Brief >> An exact reproduction of the records is required. Images must be left out.

╭─ Extracted entries

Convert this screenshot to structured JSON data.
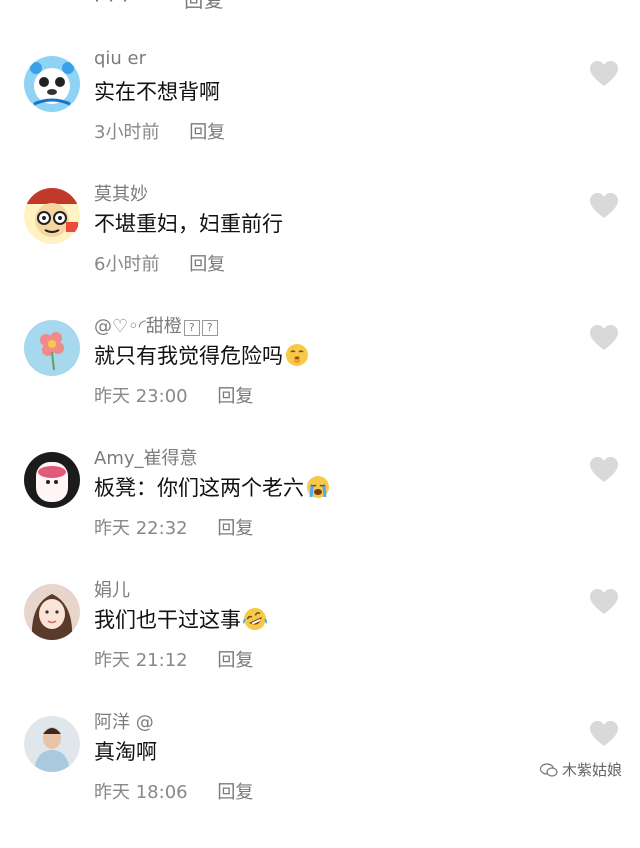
{
  "top_partial": {
    "time": "· · ·",
    "reply": "回复"
  },
  "comments": [
    {
      "username": "qiu er",
      "text": "实在不想背啊",
      "time": "3小时前",
      "reply": "回复",
      "emoji": ""
    },
    {
      "username": "莫其妙",
      "text": "不堪重妇，妇重前行",
      "time": "6小时前",
      "reply": "回复",
      "emoji": ""
    },
    {
      "username": "@♡◦◜甜橙",
      "text": "就只有我觉得危险吗",
      "time": "昨天 23:00",
      "reply": "回复",
      "emoji": "shushing-face"
    },
    {
      "username": "Amy_崔得意",
      "text": "板凳：你们这两个老六",
      "time": "昨天 22:32",
      "reply": "回复",
      "emoji": "crying-face"
    },
    {
      "username": "娟儿",
      "text": "我们也干过这事",
      "time": "昨天 21:12",
      "reply": "回复",
      "emoji": "rolling-laughing-face"
    },
    {
      "username": "阿洋 @",
      "text": "真淘啊",
      "time": "昨天 18:06",
      "reply": "回复",
      "emoji": ""
    }
  ],
  "watermark": "木紫姑娘",
  "colors": {
    "like_heart": "#d9d9d9",
    "meta_text": "#888888",
    "username_text": "#7c7c7c",
    "body_text": "#111111"
  }
}
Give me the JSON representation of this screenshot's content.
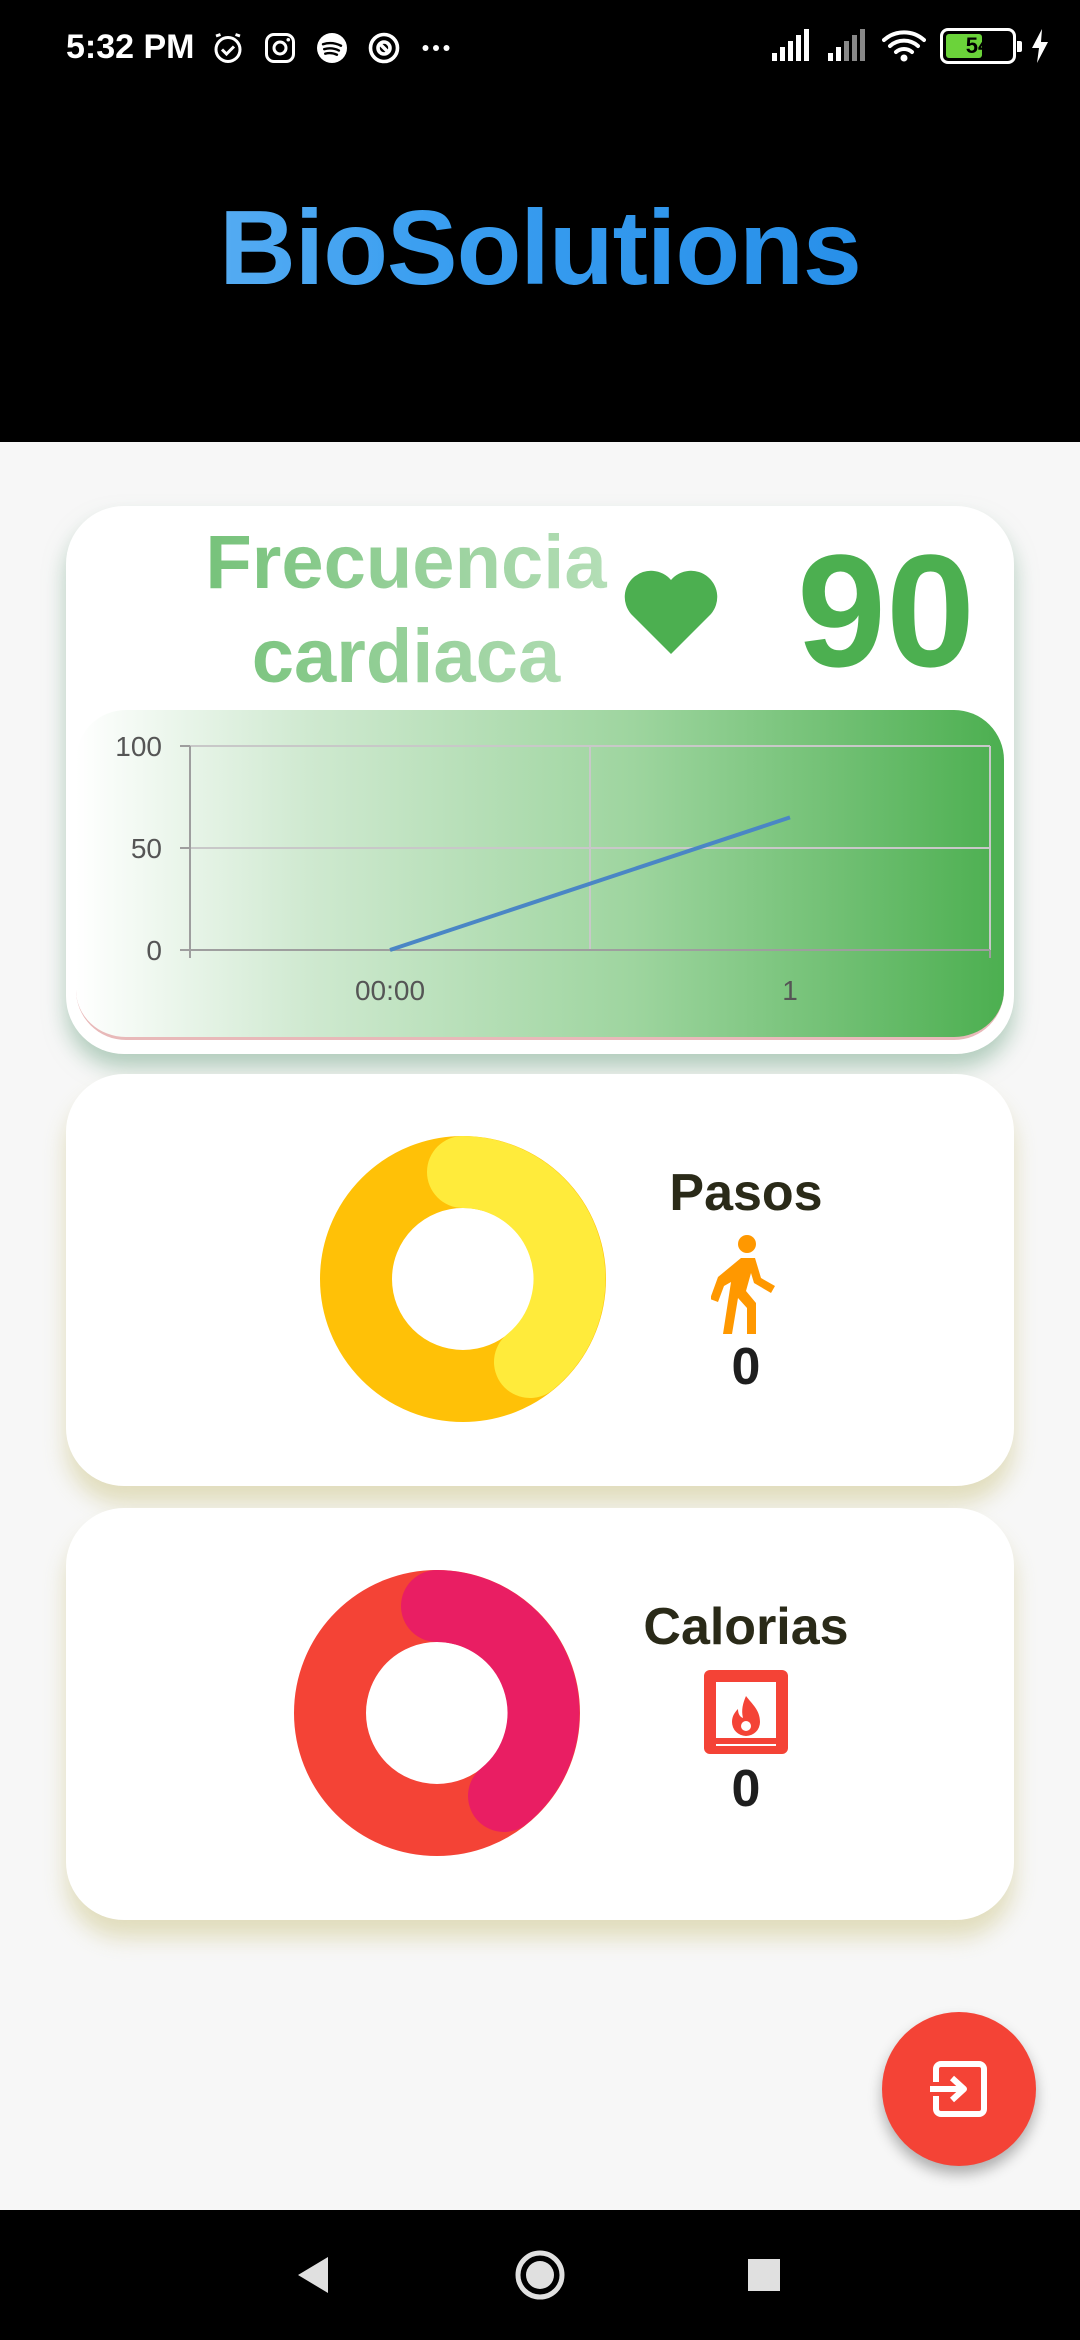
{
  "status_bar": {
    "time": "5:32 PM",
    "battery": "54",
    "icons_left": [
      "alarm-icon",
      "instagram-icon",
      "spotify-icon",
      "vpn-icon",
      "more-icon"
    ],
    "icons_right": [
      "signal-icon",
      "signal-icon",
      "wifi-icon",
      "battery-icon",
      "charging-icon"
    ]
  },
  "header": {
    "title": "BioSolutions"
  },
  "heart_card": {
    "title_line1": "Frecuencia",
    "title_line2": "cardiaca",
    "icon": "heart-icon",
    "value": "90"
  },
  "chart_data": {
    "type": "line",
    "x_tick_labels": [
      "00:00",
      "1"
    ],
    "y_tick_labels": [
      "100",
      "50",
      "0"
    ],
    "ylim": [
      0,
      100
    ],
    "x": [
      0,
      1
    ],
    "values": [
      0,
      65
    ],
    "grid": true
  },
  "steps_card": {
    "label": "Pasos",
    "icon": "walk-icon",
    "value": "0",
    "colors": {
      "main": "#FFC107",
      "accent": "#FFEB3B"
    }
  },
  "calories_card": {
    "label": "Calorias",
    "icon": "fireplace-icon",
    "value": "0",
    "colors": {
      "main": "#F44336",
      "accent": "#E91E63"
    }
  },
  "fab": {
    "icon": "logout-icon",
    "color": "#F44336"
  },
  "nav_bar": {
    "buttons": [
      "back-icon",
      "home-icon",
      "recents-icon"
    ]
  }
}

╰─

Exercise solution >>
Convert this screenshot to structured JSON data.
{
  "top_partial": {
    "time": "· · ·",
    "reply": "回复"
  },
  "comments": [
    {
      "username": "qiu er",
      "text": "实在不想背啊",
      "time": "3小时前",
      "reply": "回复",
      "emoji": ""
    },
    {
      "username": "莫其妙",
      "text": "不堪重妇，妇重前行",
      "time": "6小时前",
      "reply": "回复",
      "emoji": ""
    },
    {
      "username": "@♡◦◜甜橙",
      "text": "就只有我觉得危险吗",
      "time": "昨天 23:00",
      "reply": "回复",
      "emoji": "shushing-face"
    },
    {
      "username": "Amy_崔得意",
      "text": "板凳：你们这两个老六",
      "time": "昨天 22:32",
      "reply": "回复",
      "emoji": "crying-face"
    },
    {
      "username": "娟儿",
      "text": "我们也干过这事",
      "time": "昨天 21:12",
      "reply": "回复",
      "emoji": "rolling-laughing-face"
    },
    {
      "username": "阿洋 @",
      "text": "真淘啊",
      "time": "昨天 18:06",
      "reply": "回复",
      "emoji": ""
    }
  ],
  "watermark": "木紫姑娘",
  "colors": {
    "like_heart": "#d9d9d9",
    "meta_text": "#888888",
    "username_text": "#7c7c7c",
    "body_text": "#111111"
  }
}
Give me the JSON representation of this screenshot's content.
{
  "status_bar": {
    "time": "5:32 PM",
    "battery": "54",
    "icons_left": [
      "alarm-icon",
      "instagram-icon",
      "spotify-icon",
      "vpn-icon",
      "more-icon"
    ],
    "icons_right": [
      "signal-icon",
      "signal-icon",
      "wifi-icon",
      "battery-icon",
      "charging-icon"
    ]
  },
  "header": {
    "title": "BioSolutions"
  },
  "heart_card": {
    "title_line1": "Frecuencia",
    "title_line2": "cardiaca",
    "icon": "heart-icon",
    "value": "90"
  },
  "chart_data": {
    "type": "line",
    "x_tick_labels": [
      "00:00",
      "1"
    ],
    "y_tick_labels": [
      "100",
      "50",
      "0"
    ],
    "ylim": [
      0,
      100
    ],
    "x": [
      0,
      1
    ],
    "values": [
      0,
      65
    ],
    "grid": true
  },
  "steps_card": {
    "label": "Pasos",
    "icon": "walk-icon",
    "value": "0",
    "colors": {
      "main": "#FFC107",
      "accent": "#FFEB3B"
    }
  },
  "calories_card": {
    "label": "Calorias",
    "icon": "fireplace-icon",
    "value": "0",
    "colors": {
      "main": "#F44336",
      "accent": "#E91E63"
    }
  },
  "fab": {
    "icon": "logout-icon",
    "color": "#F44336"
  },
  "nav_bar": {
    "buttons": [
      "back-icon",
      "home-icon",
      "recents-icon"
    ]
  }
}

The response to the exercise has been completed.